The Battle of San Romano – Paolo Uccello probably about 1438-40

The Entombment – Michelangelo about 1500-1

The Fighting Temeraire –Joseph Mallord William Turner 1839

The Hay Wain – John Constable 1821

The Madonna of the Pinks (‘La Madonna dei Garofani’) – Raphael about 1506-7

The Toilet of Venus (‘The Rokeby Venus’) – Diego Velázquez 1647-51

The Virgin of the Rocks from Panels from the S. Francesco Altarpiece, Milan

Leonardo da Vinci about 1491/2-9 and 1506-8

The Wilton Diptych – English or French (?)about 1395-9

Venus and Mars – Sandro Botticelli about 1485

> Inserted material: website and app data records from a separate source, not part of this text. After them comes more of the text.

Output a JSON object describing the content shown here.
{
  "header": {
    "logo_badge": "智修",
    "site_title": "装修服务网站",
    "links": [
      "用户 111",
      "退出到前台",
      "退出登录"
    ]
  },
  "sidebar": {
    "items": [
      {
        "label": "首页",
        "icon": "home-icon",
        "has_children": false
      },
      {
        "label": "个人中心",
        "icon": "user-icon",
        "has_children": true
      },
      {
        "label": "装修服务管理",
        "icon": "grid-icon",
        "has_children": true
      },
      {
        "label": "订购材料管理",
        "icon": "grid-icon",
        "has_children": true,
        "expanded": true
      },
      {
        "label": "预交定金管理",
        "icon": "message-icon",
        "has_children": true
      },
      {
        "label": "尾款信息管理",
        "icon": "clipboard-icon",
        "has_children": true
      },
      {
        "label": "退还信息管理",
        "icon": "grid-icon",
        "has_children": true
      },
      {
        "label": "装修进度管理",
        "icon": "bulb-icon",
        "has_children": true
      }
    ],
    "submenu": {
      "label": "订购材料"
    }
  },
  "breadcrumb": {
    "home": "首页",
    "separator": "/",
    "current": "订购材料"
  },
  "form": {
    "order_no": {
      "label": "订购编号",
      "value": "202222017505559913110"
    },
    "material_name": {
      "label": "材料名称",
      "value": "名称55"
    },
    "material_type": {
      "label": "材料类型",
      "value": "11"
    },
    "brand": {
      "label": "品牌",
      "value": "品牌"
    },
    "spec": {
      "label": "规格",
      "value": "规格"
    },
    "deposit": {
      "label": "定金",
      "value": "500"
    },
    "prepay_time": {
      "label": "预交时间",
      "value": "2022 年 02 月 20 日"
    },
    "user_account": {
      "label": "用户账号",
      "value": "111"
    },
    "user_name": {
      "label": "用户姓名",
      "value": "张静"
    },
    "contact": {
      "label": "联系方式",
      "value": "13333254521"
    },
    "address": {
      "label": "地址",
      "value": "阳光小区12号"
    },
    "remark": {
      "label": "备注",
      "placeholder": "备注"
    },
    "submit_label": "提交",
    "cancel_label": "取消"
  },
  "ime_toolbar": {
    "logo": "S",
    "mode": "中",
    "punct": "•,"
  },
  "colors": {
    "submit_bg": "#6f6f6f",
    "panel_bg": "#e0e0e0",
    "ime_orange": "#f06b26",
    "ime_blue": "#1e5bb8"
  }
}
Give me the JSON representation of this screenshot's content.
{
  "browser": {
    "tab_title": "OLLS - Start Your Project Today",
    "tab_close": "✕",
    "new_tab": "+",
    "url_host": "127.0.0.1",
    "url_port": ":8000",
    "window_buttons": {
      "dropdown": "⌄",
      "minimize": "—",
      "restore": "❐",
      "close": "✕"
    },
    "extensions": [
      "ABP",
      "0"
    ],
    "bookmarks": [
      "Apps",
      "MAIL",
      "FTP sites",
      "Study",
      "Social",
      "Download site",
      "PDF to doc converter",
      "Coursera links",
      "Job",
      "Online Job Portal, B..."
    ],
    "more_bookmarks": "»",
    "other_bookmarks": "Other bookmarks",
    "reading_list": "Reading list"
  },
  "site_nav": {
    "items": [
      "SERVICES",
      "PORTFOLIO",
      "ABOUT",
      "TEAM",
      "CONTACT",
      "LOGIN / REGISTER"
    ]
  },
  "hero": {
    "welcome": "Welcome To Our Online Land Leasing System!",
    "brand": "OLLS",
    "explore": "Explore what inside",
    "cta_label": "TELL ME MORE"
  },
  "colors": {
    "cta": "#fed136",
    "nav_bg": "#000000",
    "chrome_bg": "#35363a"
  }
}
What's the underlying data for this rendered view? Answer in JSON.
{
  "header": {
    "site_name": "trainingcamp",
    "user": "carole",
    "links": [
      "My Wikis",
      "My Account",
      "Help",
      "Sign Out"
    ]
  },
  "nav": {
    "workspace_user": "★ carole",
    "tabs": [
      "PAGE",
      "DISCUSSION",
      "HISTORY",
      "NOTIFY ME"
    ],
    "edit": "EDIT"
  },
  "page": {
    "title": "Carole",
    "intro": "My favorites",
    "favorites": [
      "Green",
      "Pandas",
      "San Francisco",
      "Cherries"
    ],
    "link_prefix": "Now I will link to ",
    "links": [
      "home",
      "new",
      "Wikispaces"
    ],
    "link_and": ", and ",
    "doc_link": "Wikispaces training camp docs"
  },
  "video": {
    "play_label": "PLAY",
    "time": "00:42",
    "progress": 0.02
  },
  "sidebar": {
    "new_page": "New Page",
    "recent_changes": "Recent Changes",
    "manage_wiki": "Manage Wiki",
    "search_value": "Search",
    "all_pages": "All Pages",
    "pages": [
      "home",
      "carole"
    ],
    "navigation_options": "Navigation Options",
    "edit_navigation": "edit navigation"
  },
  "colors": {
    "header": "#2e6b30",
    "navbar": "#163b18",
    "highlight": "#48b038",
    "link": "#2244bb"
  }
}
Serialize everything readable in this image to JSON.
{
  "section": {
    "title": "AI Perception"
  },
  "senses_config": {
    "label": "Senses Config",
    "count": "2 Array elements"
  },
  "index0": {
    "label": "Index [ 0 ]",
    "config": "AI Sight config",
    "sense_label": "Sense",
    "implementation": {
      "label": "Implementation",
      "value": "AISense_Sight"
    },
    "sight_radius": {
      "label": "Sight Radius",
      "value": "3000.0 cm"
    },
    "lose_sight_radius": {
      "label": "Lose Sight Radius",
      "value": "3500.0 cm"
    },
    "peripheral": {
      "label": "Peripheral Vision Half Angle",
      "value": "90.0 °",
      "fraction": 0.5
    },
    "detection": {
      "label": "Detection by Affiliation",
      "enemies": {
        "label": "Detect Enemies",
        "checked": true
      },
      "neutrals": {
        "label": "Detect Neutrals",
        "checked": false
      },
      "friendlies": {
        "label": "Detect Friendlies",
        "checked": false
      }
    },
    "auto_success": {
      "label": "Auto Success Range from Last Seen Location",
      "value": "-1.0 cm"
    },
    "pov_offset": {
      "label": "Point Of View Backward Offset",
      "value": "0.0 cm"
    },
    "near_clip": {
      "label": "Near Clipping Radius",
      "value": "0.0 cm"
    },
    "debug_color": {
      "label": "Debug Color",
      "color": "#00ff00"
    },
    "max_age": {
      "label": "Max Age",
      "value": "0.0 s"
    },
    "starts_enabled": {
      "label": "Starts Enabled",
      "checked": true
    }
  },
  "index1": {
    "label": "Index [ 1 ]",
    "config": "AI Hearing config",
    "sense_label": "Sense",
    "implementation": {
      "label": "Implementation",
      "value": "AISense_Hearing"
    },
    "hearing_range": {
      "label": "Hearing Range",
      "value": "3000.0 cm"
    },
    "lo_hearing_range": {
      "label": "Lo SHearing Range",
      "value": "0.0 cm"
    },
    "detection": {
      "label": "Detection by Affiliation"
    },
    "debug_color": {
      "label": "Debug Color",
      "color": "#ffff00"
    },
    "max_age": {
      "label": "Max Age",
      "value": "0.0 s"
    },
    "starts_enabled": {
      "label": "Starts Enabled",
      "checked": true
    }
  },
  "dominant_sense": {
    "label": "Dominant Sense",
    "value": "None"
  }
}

Admission Free
Opening hours: Daily 10am – 6pm
Friday 10am – 9pm
The National Gallery
Trafalgar Square, London WC2N 5DN

 For more information visit the National Gallery website here

London Visitors is the official blog for the Visiting London Guide .com website. The website was developed to bring practical advice and latest up to date news and reviews of events in London.
Since our launch in January, we attract thousands of readers each month, the site is constantly updated.
We have sections on Museums and Art Galleries, Transport, Food and Drink, Places to Stay, Security, Music, Sport, Books and many more.
There are also hundreds of links to interesting articles on our blog.
To find out more visit the website
here